  36. Vitamins • Folacin or Folic Acid • Found in dark green leafy vegetables • Deficiency causes aplastic anemia • Also important in pregnant women to prevent spina bifida

  37. Vitamins • Vitamin C • Deficiency is called scurvy • Stop making collagen • Weakened blood vessels • Loss of hair • Internal bleeding • In large doses it may prevent colds

  38. Vitamins • Vitamin D • Increases Calcium absorption • Deficiency is called rickets • Bones are soft and legs are bowed

  39. Vitamins • Have an RDA- recommended dietary allowance • To preserve vitamin and mineral content • Store in cool dark place • eat peelings whenever possible • Cook in small amounts of water and steam if possible • Heat destroys many vitamins and minerals

  40. Vitamins • Enrichment- replace vitamins that were originally in the food, but may have been loss during processing • Fortification- add vitamins and minerals that weren’t originally in the product

  41. Dietary Sources of Major Nutrients • Minerals • Play many roles in the body • Most mineral-rich foods are vegetables, legumes, milk, and some meats • Many are required for nerve conduction and contraction of muscle fibers • Major minerals- need in amounts greater than 100 mg a day • Minor minerals- needed only in small amounts

  42. Minerals • Calcium • Needed for bone strength, blood clotting, muscle contraction, and nerve impulse transmission • Deficiency causes osteoporosis • Found in dairy products and some vegetables

  43. Minerals • Iron • Transport oxygen and carbon dioxide in hemoglobin • Deficiency is called anemia • Toxicity- can lead to death if overdose • Found mainly in red meat • If taken with vitamin C it will be absorbed better by the body

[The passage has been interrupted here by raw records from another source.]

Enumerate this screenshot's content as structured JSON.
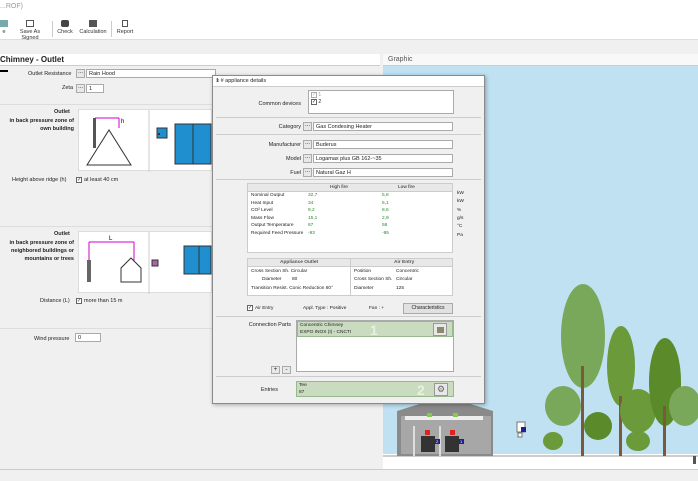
{
  "window": {
    "title": "...ROF)"
  },
  "toolbar": [
    {
      "label": "e"
    },
    {
      "label": "Save As Signed"
    },
    {
      "label": "Check"
    },
    {
      "label": "Calculation"
    },
    {
      "label": "Report"
    }
  ],
  "left": {
    "title": "Chimney - Outlet",
    "outlet_resistance_label": "Outlet Resistance",
    "outlet_resistance_value": "Rain Hood",
    "zeta_label": "Zeta",
    "zeta_value": "1",
    "outlet1_title": "Outlet",
    "outlet1_desc": "in back pressure zone of own building",
    "outlet1_dim": "h",
    "height_label": "Height above ridge (h)",
    "height_value": "at least 40 cm",
    "outlet2_title": "Outlet",
    "outlet2_desc": "in back pressure zone of neighbored buildings or mountains or trees",
    "outlet2_dim": "L",
    "distance_label": "Distance (L)",
    "distance_value": "more than 15 m",
    "wind_label": "Wind pressure",
    "wind_value": "0"
  },
  "graphic": {
    "title": "Graphic",
    "badge1": "1",
    "badge2": "2",
    "badge3": "1"
  },
  "dialog": {
    "title": "1 # appliance details",
    "close": "×",
    "common_devices_label": "Common devices",
    "common_devices": [
      "1",
      "2"
    ],
    "category_label": "Category",
    "category_value": "Gas Condesing Heater",
    "manufacturer_label": "Manufacturer",
    "manufacturer_value": "Buderus",
    "model_label": "Model",
    "model_value": "Logamax plus GB 162-~35",
    "fuel_label": "Fuel",
    "fuel_value": "Natural Gaz H",
    "perf_headers": [
      "High fire",
      "Low fire"
    ],
    "perf_rows": [
      {
        "label": "Nominal Output",
        "high": "32,7",
        "low": "5,8",
        "unit": "kW"
      },
      {
        "label": "Heat Input",
        "high": "34",
        "low": "6,1",
        "unit": "kW"
      },
      {
        "label": "CO² Level",
        "high": "9,2",
        "low": "8,6",
        "unit": "%"
      },
      {
        "label": "Mass Flow",
        "high": "15,1",
        "low": "2,9",
        "unit": "g/s"
      },
      {
        "label": "Output Temperature",
        "high": "67",
        "low": "58",
        "unit": "°C"
      },
      {
        "label": "Required Feed Pressure",
        "high": "-93",
        "low": "-95",
        "unit": "Pa"
      }
    ],
    "appliance_outlet_title": "Appliance Outlet",
    "ao_cross_label": "Cross Section Sh. Circular",
    "ao_diameter_label": "Diameter",
    "ao_diameter_value": "80",
    "ao_transition": "Transition Resist. Conic Reduction 60°",
    "air_entry_title": "Air Entry",
    "ae_position_label": "Position",
    "ae_position_value": "Concentric",
    "ae_cross_label": "Cross Section Sh.",
    "ae_cross_value": "Circular",
    "ae_diameter_label": "Diameter",
    "ae_diameter_value": "125",
    "air_entry_chk": "Air Entry",
    "appl_type": "Appl. Type : Positive",
    "fan": "Fan : +",
    "characteristics_btn": "Characteristics",
    "conn_parts_label": "Connection Parts",
    "conn_parts_text1": "Concentric Chimney",
    "conn_parts_text2": "EXPO INOX (I) - CNCTI",
    "conn_num": "1",
    "plus": "+",
    "minus": "-",
    "entries_label": "Entries",
    "entries_text1": "Tee",
    "entries_text2": "87",
    "entries_num": "2"
  },
  "colors": {
    "accent": "#1f8fd0",
    "green_value": "#2a8a2a",
    "sky": "#bfe1f1",
    "tree": "#5a9a3a"
  }
}
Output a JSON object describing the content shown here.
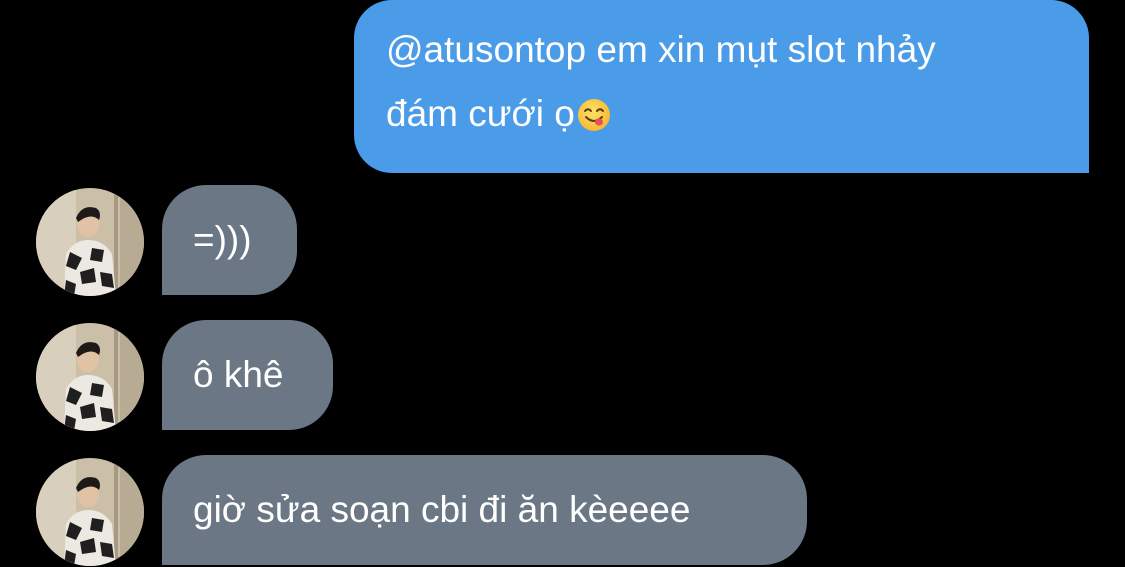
{
  "conversation": {
    "outgoing": {
      "line1": "@atusontop em xin mụt slot nhảy",
      "line2": "đám cưới ọ",
      "emoji": "face-savoring-food-emoji"
    },
    "incoming": [
      {
        "text": "=)))"
      },
      {
        "text": "ô khê"
      },
      {
        "text": "giờ sửa soạn cbi đi ăn kèeeee"
      }
    ]
  },
  "colors": {
    "background": "#000000",
    "outgoing_bubble": "#4a9be8",
    "incoming_bubble": "#6b7785",
    "text": "#ffffff"
  }
}
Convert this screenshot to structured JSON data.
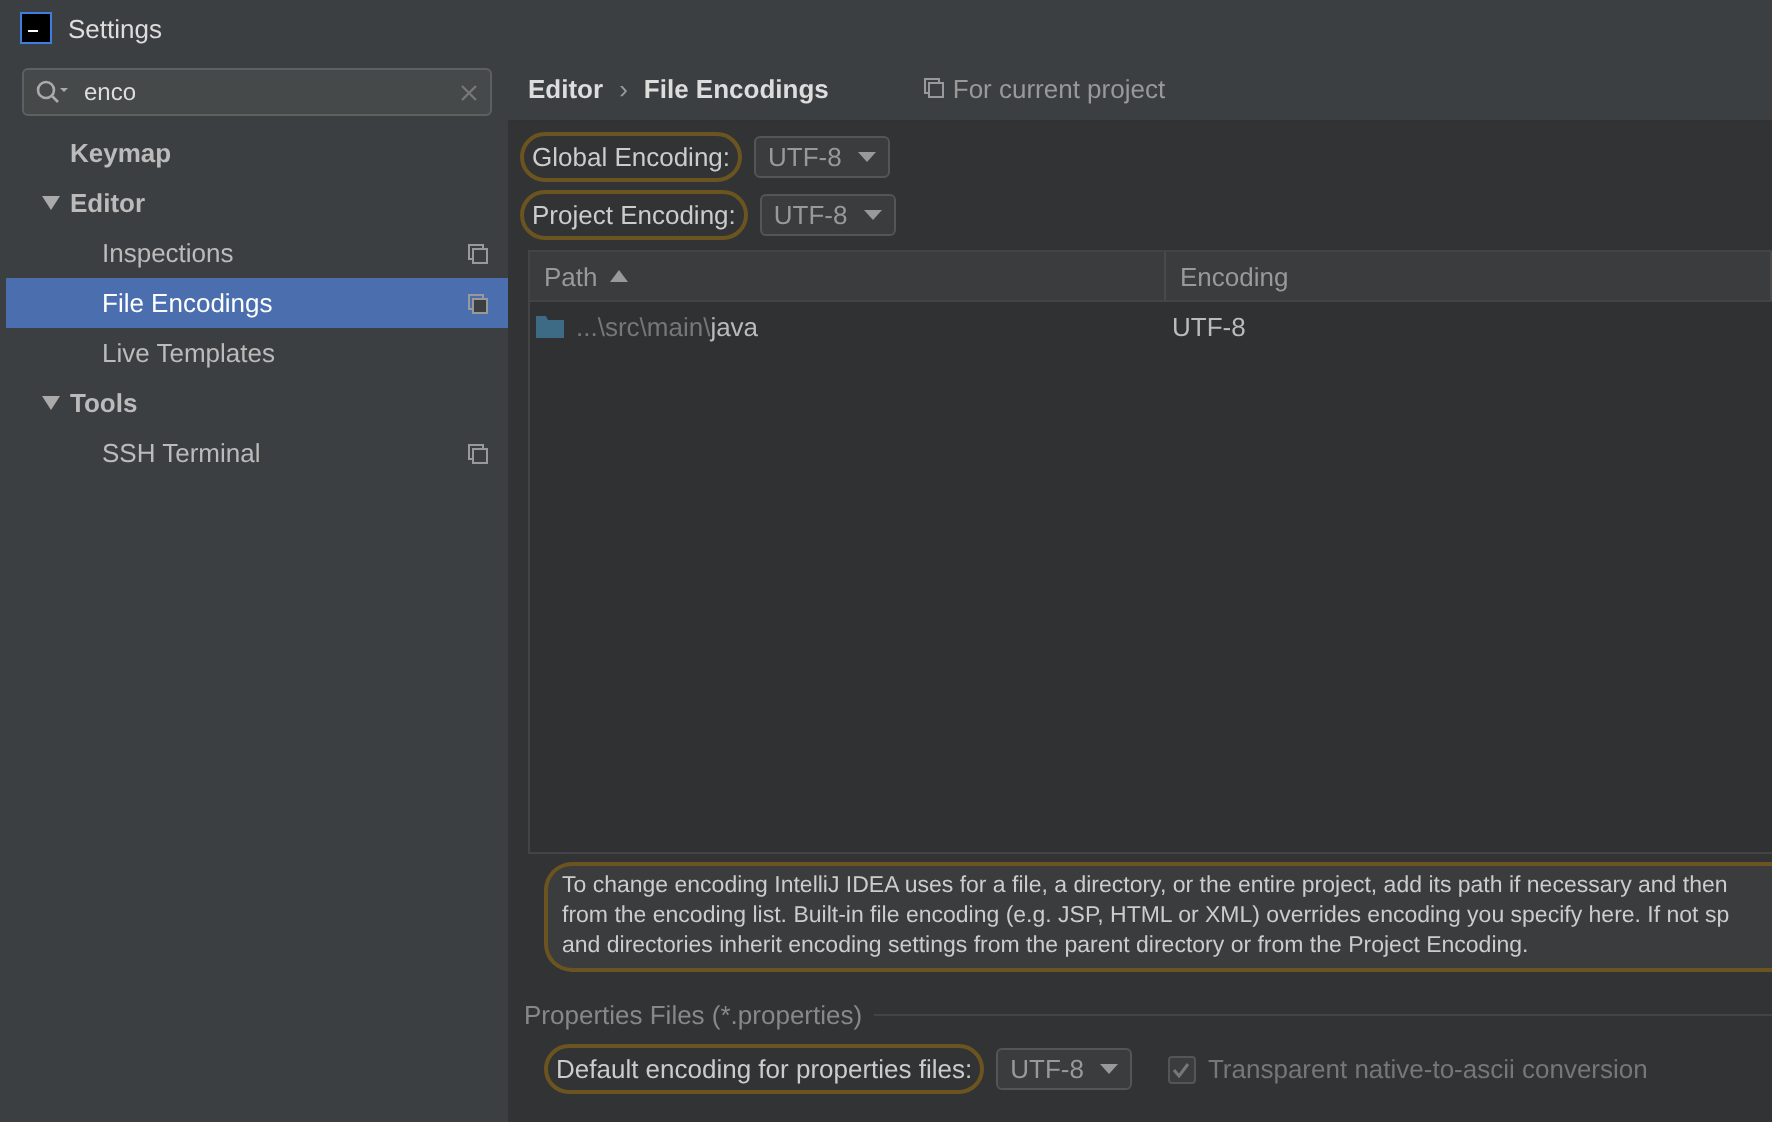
{
  "window": {
    "title": "Settings"
  },
  "search": {
    "value": "enco"
  },
  "tree": [
    {
      "label": "Keymap",
      "selected": false,
      "project_level": false
    },
    {
      "label": "Editor",
      "selected": false,
      "expanded": true,
      "project_level": false,
      "children": [
        {
          "label": "Inspections",
          "selected": false,
          "project_level": true
        },
        {
          "label": "File Encodings",
          "selected": true,
          "project_level": true
        },
        {
          "label": "Live Templates",
          "selected": false,
          "project_level": false
        }
      ]
    },
    {
      "label": "Tools",
      "selected": false,
      "expanded": true,
      "project_level": false,
      "children": [
        {
          "label": "SSH Terminal",
          "selected": false,
          "project_level": true
        }
      ]
    }
  ],
  "breadcrumb": [
    "Editor",
    "›",
    "File Encodings"
  ],
  "scope_note": "For current project",
  "encodings": [
    {
      "label": "Global Encoding:",
      "value": "UTF-8"
    },
    {
      "label": "Project Encoding:",
      "value": "UTF-8"
    }
  ],
  "table": {
    "columns": [
      {
        "label": "Path",
        "sorted": true
      },
      {
        "label": "Encoding",
        "sorted": false
      }
    ],
    "rows": [
      {
        "path_prefix": "...\\src\\main\\",
        "path_name": "java",
        "encoding": "UTF-8"
      }
    ]
  },
  "hint_lines": [
    "To change encoding IntelliJ IDEA uses for a file, a directory, or the entire project, add its path if necessary and then",
    "from the encoding list. Built-in file encoding (e.g. JSP, HTML or XML) overrides encoding you specify here. If not sp",
    "and directories inherit encoding settings from the parent directory or from the Project Encoding."
  ],
  "properties": {
    "title": "Properties Files (*.properties)",
    "label": "Default encoding for properties files:",
    "value": "UTF-8",
    "checkbox": {
      "label": "Transparent native-to-ascii conversion",
      "checked": true,
      "disabled": true
    }
  }
}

  44. Minerals • Iodine • Helps regulate metabolism and determine rate of thyroid • Deficiency can lead to a goiter • Cretinism- named for the island of Crete • Goiter Belt- geographic area where soil is low in iodine • We now iodize salt to prevent deficiency

  45. Minerals • Flouride • Reduces tooth decay • Toxicity- rust colored stains on teeth • Sources: fluoridated water, toothpaste, and mouthwash

  46. Water • Body is 70-75% water • Functions of Water • Place for chemical reactions • Maintain acid/base balance • Nutrient and waste transport • Regulation of temperature • Lubrication and shock absorbancy • Hard water contains high levels of calcium, magnesium, and iron • Soft water- minerals replaced with salt

  47. Nutrition and the Cancer Patient • Many cancer patients lose weight • Loss of appetite • High energy demands of tumor • Nutrition and maintaining weight is very important • Those who have not lost weight live twice as long • Chemotherapy is more effective if weight can be maintained

  48. Diet and Prevention of Cancer • Reduce fat to 30% or less to reduce risk of breast and colon cancer • Increase fiber • Increase vitamin A and C • Reduce processed meats • Salt-cured, pickled and smoked meats • Reduce alcohol

  49. Metabolism • Chemical reactions necessary to maintain life • Catabolism—substances are broken down to simpler substances; energy is released • Anabolism—larger molecules are built from smaller ones

  50. Carbohydrate Metabolism • Carbohydrates are the body’s preferred source to produce cellular energy (ATP) • Glucose (blood sugar) is the major breakdown product and fuel to make ATP